"""

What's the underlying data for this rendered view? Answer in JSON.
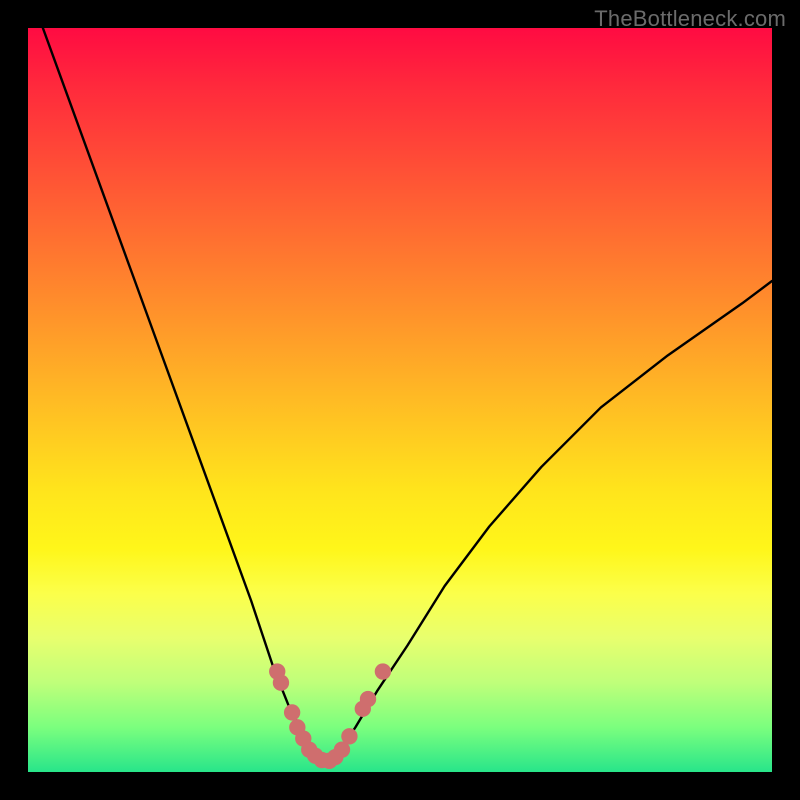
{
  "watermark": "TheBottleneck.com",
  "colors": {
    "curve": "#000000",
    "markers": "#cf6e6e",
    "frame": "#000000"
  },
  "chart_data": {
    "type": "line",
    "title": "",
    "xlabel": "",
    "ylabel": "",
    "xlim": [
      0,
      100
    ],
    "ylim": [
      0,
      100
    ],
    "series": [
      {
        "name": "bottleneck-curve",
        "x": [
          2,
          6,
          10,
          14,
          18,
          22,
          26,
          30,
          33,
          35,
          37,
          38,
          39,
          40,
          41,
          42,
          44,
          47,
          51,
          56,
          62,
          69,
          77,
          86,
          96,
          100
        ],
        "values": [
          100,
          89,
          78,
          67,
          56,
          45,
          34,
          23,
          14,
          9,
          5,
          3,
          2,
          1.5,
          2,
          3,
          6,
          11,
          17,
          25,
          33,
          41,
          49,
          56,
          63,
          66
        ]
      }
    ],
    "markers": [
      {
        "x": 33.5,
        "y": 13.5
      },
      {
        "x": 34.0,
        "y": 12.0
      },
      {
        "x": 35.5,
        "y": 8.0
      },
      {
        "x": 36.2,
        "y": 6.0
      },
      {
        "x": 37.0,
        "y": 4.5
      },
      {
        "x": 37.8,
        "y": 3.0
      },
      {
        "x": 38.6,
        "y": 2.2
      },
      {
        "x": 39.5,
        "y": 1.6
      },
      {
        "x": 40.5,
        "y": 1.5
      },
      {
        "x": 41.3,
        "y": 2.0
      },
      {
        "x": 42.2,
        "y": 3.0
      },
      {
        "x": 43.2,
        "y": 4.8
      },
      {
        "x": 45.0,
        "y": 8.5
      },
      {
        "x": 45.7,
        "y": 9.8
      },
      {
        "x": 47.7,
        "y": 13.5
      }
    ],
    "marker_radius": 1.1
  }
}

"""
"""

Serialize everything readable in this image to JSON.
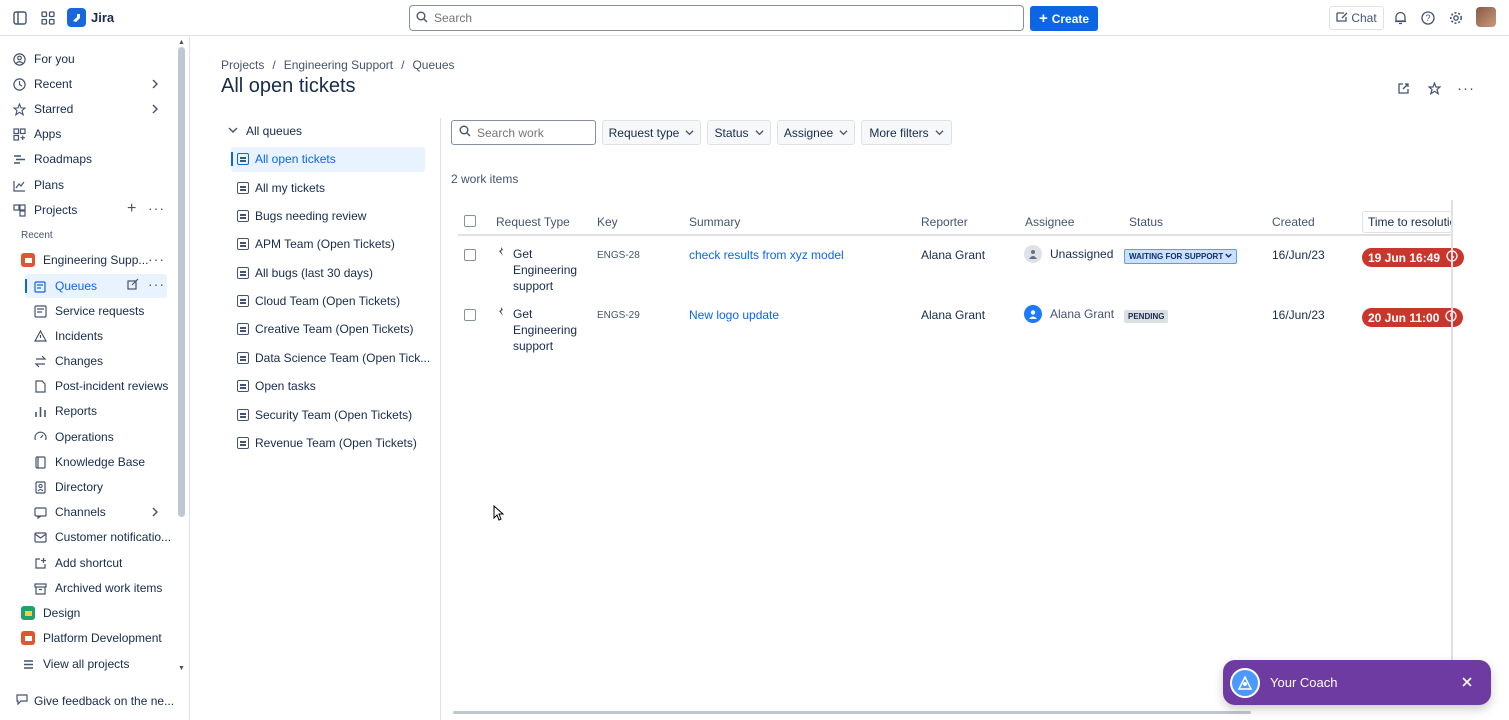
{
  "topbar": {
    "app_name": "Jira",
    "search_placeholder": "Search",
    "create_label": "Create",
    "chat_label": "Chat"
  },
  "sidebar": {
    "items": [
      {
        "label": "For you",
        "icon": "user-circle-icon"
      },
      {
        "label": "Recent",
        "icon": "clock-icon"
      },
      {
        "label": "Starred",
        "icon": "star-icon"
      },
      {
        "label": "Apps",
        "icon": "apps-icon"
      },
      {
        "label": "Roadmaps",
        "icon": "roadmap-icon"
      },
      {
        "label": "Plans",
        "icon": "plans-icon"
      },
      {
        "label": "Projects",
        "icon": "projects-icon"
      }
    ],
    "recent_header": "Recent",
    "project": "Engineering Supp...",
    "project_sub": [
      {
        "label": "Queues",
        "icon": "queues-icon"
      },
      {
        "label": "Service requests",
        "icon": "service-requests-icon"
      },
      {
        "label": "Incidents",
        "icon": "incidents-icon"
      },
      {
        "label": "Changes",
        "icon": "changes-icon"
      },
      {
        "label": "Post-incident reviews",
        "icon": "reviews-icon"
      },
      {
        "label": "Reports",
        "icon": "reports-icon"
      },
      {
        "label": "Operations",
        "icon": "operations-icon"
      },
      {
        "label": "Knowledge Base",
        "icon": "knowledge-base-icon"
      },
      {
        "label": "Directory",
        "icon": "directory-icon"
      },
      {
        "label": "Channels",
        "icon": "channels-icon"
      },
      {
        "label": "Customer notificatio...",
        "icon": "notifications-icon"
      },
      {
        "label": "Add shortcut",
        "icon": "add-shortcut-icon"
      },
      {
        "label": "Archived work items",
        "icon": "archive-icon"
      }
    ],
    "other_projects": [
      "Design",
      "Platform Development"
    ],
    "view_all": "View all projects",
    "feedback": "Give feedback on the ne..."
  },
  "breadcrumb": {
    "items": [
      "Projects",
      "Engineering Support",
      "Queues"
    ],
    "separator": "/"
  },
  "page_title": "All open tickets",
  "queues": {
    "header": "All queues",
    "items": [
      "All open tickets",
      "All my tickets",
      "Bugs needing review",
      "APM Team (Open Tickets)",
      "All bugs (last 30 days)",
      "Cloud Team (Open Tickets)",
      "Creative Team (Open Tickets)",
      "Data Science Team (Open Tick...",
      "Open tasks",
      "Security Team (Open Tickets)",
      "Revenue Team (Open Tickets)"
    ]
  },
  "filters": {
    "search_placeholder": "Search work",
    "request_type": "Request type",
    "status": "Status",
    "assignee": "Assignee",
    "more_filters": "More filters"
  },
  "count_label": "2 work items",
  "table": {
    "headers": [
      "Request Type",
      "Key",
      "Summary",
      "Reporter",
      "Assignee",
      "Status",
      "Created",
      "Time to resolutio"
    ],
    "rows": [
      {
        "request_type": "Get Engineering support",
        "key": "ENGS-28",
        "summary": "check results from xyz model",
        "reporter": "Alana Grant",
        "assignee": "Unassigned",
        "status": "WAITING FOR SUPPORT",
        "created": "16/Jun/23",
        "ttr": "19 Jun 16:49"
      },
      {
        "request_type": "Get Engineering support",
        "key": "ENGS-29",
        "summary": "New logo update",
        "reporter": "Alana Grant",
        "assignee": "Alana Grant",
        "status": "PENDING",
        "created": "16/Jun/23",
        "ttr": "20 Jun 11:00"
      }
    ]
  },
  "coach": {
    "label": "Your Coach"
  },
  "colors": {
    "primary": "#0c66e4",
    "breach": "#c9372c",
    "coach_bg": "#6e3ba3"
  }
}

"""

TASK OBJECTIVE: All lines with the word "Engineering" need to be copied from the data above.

EXERCISE ANSWER:
    "project": "Engineering Supp...",
      "Engineering Support",
        "request_type": "Get Engineering support",
        "request_type": "Get Engineering support",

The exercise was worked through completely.